EXERCISE AIM:
Scan the records for the word "JSON". Copy each line that includes it.

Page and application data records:
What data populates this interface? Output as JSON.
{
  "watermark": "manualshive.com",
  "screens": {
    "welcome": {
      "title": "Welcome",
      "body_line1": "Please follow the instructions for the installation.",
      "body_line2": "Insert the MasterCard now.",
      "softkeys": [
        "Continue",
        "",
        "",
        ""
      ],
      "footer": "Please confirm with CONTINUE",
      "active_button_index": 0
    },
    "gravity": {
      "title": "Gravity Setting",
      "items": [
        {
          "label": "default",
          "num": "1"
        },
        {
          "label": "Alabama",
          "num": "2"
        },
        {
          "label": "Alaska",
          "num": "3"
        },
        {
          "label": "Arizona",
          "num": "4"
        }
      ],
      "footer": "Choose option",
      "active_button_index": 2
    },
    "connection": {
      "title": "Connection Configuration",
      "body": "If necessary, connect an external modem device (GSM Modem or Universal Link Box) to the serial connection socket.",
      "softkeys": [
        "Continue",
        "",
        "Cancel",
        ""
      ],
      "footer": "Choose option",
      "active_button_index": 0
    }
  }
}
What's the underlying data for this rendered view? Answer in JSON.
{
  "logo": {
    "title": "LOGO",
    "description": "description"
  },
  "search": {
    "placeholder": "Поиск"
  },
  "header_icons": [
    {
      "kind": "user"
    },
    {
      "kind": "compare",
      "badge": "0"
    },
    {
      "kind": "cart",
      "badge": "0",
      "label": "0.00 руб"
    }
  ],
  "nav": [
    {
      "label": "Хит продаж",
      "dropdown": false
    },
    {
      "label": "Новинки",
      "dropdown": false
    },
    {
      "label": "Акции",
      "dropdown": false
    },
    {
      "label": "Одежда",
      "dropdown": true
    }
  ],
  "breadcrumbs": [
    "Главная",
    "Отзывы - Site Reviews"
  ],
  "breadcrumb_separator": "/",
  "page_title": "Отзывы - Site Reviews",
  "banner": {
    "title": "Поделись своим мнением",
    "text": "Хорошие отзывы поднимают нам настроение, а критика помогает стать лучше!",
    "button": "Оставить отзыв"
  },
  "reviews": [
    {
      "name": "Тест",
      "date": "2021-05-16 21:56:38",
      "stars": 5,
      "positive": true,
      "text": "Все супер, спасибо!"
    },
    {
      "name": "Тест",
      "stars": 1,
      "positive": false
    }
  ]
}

SOLUTION FOR THIS TASK:
What data populates this interface? Output as JSON.
What's the underlying data for this rendered view? Answer in JSON.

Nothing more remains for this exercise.